▸ DIRECTIONS: Among the entries below, how many lines include the word "price"? Reply with only the number.

Data items
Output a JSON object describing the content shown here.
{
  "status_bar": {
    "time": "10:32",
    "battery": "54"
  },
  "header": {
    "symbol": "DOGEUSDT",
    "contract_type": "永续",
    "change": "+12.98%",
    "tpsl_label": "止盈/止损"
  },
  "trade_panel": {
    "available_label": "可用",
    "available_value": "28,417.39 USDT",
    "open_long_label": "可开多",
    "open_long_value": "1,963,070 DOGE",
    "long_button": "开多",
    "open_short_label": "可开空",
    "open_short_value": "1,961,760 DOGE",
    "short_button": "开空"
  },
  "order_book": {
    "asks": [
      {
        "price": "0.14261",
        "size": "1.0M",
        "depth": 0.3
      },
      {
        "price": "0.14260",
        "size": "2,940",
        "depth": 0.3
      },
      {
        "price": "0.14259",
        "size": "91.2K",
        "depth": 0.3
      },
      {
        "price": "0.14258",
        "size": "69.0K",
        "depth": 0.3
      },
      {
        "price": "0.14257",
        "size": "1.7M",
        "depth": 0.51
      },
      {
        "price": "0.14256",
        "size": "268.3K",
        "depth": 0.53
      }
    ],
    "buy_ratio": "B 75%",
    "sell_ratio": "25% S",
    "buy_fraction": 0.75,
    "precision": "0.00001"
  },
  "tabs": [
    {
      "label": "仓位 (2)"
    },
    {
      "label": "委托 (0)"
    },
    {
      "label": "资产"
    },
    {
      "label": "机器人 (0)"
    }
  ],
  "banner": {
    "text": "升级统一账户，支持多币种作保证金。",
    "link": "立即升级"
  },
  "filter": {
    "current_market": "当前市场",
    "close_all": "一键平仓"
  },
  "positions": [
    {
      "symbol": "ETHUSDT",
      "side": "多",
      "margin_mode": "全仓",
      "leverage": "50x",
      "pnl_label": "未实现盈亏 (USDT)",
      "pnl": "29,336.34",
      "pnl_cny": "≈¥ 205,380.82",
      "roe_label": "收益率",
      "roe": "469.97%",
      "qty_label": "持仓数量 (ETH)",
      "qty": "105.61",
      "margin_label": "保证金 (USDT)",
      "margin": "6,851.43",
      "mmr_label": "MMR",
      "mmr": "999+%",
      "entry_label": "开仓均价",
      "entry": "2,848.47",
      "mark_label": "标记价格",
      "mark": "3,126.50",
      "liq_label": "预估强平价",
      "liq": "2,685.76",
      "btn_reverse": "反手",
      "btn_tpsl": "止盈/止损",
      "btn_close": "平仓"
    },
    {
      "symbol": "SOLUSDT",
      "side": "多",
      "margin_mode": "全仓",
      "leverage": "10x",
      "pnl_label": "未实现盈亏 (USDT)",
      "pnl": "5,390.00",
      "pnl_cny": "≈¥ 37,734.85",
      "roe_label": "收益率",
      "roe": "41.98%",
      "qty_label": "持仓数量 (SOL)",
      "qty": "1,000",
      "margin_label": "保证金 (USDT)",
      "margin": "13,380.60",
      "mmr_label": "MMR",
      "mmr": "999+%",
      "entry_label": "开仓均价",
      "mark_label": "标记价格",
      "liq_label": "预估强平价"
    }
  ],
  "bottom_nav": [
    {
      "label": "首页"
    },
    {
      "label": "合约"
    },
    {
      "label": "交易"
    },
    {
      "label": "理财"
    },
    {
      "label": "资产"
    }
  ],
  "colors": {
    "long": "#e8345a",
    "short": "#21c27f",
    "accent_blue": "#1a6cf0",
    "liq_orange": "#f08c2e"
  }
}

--

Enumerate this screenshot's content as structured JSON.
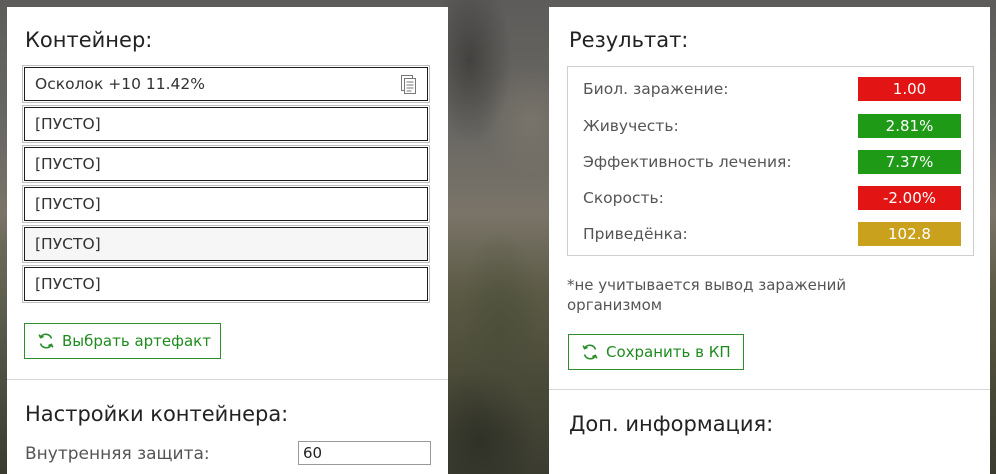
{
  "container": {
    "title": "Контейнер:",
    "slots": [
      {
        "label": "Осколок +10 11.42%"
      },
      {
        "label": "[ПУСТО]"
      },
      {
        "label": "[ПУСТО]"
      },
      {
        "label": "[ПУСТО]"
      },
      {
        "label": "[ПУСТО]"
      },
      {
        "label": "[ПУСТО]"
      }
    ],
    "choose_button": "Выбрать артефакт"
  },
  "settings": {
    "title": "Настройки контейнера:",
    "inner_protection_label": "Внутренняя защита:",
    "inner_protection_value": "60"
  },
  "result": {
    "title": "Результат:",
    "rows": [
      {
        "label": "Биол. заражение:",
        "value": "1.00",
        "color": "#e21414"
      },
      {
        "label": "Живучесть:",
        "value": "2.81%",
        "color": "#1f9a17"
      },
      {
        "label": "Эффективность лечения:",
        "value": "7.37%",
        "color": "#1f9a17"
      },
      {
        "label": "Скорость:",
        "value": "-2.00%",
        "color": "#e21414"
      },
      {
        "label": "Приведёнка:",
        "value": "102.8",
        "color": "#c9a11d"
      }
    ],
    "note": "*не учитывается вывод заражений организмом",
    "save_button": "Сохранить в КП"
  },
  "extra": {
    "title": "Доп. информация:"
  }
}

▸ TASK RESULT: 6